Thursday, 15 December 2011

What is Turkish archery?

What is Turkish/Ottoman archery?
Let's think a bit...
Is it using a thumbring? Is it shooting with modern material bows which resemble the Ottoman bow form? Is it shooting off a horse? Is it shooting with shouting 'Ya Hakk'? And the arrows? Is it shooting carbon arrows or European modern style wooden arrows with a thumbring? Or does it count to be Turkish archery if just a Turk does archery?

Turkish/Ottoman archery drew the attention of many European researchers and travellers e.g. Busbeq or Payne Gallwey. It was perceived as superior to the archery of other cultures. The Mughals, Mamluks, Chinese/Manchu etc all can be classified in the Asian archery school, but the Ottomans developed this the furthest. So what is so superior to archery of other cultures? What did the Ottomans succeed with?

Below on the left I listed characteristics of Turkish/Ottoman archery. It is possible to summarize them to 4 factors: thumbdraw, arrow, bow and the archer.


1. Thumbdraw
Thumbdraw, Thumbring use

2. Arrow
Tapered shafts, Light arrows, Flat feathers, High spine arrows

3. Bow
Short bow, Composite bow, Light bow arms, 100 lbs+ drawweights

4. Archer
Shooting technique

All these factors have a common characteristic, they increase the arrow speed. The standard measurement for archery is feet per second (FPS). The biggest distinguishment of Turkish archery is that the arrow is propelled with far greater speed.

a) Low trajectory
(=lower=straighter flight path of the arrow). With a lower arrow trajectory you dont need to aim so high for targets that are further away. This also has many advantages. It will be easier to aim at targets at different distances, the elevation of the bow arm to hit a target at 20m and at 50 m will be minimised. This is a big advantage on the battlefield which will increase the hit rate dramatically. The theoretical exaggerated example would be an arrow flying as straight as a laser, then you could hit a target at 20m and at 200 with the same elevation in the bow arm. Also hitting targets from the horse will be easier. Imagine that your opponents might be (most likely) cavalry as well. On the horse when you shoot to the left, usually you would (instinctively) aim a bit to the left of the target considering the speed of the horse. With a high arrow speed and low arrow trajectory, this parallel aiming would be also reduced to a minimum.

b) Greater maximum range
This is especially important for flight shooting. According to Adam Karpowicz's research, the record shot of Tozkoparan Iskender (845 meters) was done with a 140-150 lbs bow and an arrow speed way over 350 fps. On the other hand, the max range in battle should not be disregarded completely. Armour was expensive, not every soldier could afford it and even less people could afford armour for their horse. Increasing the maximum range of war arrows on the battlefield against unarmoured opponents is an important advantage.
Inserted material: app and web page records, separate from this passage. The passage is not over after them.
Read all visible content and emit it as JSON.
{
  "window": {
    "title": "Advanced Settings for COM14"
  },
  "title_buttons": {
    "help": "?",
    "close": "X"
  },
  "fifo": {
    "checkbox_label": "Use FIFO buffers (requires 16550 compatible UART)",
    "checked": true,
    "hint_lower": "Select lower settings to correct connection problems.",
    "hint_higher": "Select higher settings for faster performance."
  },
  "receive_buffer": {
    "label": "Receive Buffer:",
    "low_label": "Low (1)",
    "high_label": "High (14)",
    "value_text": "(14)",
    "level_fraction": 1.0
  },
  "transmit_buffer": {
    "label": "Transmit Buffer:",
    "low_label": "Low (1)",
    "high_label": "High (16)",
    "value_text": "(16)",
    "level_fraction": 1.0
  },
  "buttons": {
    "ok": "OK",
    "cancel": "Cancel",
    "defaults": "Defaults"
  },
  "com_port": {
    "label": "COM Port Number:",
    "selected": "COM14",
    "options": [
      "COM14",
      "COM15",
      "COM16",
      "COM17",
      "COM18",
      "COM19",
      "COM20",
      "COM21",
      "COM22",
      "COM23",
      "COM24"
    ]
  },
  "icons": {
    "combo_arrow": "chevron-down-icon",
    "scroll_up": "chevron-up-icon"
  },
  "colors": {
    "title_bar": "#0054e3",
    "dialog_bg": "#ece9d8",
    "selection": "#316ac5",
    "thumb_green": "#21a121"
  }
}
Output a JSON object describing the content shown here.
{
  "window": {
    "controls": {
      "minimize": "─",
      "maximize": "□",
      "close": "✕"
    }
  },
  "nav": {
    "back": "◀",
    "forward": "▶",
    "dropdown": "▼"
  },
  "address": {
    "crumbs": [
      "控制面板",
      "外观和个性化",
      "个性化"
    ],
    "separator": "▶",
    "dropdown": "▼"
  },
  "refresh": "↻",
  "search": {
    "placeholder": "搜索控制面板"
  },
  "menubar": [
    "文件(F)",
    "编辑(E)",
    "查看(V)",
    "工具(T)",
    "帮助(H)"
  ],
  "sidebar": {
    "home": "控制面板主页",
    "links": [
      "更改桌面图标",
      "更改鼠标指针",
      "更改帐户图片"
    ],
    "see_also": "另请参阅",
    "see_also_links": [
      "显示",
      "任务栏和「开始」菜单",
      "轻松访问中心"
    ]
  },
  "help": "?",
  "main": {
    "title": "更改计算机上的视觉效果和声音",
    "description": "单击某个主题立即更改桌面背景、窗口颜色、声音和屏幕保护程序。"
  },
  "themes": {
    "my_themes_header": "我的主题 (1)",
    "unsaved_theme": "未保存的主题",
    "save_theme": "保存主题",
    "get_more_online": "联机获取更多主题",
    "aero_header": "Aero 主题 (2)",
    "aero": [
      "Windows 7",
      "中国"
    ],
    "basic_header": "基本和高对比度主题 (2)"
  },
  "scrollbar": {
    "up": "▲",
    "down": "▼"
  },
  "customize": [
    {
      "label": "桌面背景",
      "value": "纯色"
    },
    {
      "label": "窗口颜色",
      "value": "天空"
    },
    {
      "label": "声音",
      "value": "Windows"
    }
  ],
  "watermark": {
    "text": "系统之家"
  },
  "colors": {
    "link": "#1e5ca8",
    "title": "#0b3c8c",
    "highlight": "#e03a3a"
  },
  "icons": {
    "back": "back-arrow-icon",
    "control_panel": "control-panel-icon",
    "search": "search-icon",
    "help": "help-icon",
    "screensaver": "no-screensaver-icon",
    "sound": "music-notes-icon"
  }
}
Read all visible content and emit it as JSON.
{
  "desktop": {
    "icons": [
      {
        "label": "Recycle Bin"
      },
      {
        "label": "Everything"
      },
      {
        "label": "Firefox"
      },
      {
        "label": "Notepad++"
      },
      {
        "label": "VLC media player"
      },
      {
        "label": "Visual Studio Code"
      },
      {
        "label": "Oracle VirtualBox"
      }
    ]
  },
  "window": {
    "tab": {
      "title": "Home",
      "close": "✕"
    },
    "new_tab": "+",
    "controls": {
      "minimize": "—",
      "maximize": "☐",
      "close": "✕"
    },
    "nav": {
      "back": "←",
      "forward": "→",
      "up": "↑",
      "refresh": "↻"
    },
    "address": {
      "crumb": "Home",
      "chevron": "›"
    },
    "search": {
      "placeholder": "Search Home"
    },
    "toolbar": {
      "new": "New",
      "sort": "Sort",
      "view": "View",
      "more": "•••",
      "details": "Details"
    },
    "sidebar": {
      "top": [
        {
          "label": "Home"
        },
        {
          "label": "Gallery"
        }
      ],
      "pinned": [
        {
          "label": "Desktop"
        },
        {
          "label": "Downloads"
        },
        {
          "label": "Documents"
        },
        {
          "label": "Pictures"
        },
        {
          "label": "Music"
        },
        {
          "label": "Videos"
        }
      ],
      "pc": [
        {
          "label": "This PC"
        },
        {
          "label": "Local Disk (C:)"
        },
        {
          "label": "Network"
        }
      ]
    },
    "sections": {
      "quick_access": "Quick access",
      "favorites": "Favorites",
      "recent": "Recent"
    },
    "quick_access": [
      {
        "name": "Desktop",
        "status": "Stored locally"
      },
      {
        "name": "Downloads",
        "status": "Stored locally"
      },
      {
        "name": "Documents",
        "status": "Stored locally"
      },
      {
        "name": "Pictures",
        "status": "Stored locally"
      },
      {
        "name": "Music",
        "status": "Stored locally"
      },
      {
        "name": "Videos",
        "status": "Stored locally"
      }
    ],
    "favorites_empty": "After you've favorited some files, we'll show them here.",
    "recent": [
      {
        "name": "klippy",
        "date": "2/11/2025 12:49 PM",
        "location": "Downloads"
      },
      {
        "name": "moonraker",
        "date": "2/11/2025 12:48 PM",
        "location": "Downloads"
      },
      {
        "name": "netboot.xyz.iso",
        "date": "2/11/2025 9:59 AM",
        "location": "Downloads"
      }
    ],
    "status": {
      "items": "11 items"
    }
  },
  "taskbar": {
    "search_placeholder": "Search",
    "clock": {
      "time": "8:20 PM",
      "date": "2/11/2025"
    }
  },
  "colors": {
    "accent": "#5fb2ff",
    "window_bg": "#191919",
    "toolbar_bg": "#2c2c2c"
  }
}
c) Greater armour piercing range
This is also an important point, of course it depends on the quality of the armour, but let's assume the max range for piercing a certain quality of armour was 30m, maybe with Ottoman style archery this effective armour piercing range was increased to 50m..

d) Higher armour piercing capability
Higher armour piercing ability means you can pierce thicker and better quality armour. A good example of a miniature showing pierced armour of a European knight:

Lets have a look at Newton's second law:
F=m*a          (F=Force, m=mass, a=acceleration)
That means: force = arrow weight * arrow speed

This model is a very very basic approach disregarding many other factors but still it helps to understand.
To increase the arrows (armour piercing) force you can either increase the mass of the arrow, or the speed of the arrow. The Manchu and English went a different path with their long bows, long drawlength and heavy arrows. Increasing the weight of the arrow is easier. In this way the arrows will have greater armour piercing abilities too. The Ottomans however went a step further, the highest point in the evolution of archery - speed. (For example arrow speeds of Ottoman war, target and flight bows see Adam Karpowicz's tests.)

The Ottomans have increased the arrow speed by optimising and improving the bow and the equipment. Even if we assume as a theoretical example that the armour piercing ability of Manchu/English and Ottoman war archery styles was the same, the Ottomans would have gained important advantages on the battlefield (lower trajectory and greater max range as explained above).

Gokmen Altinkulp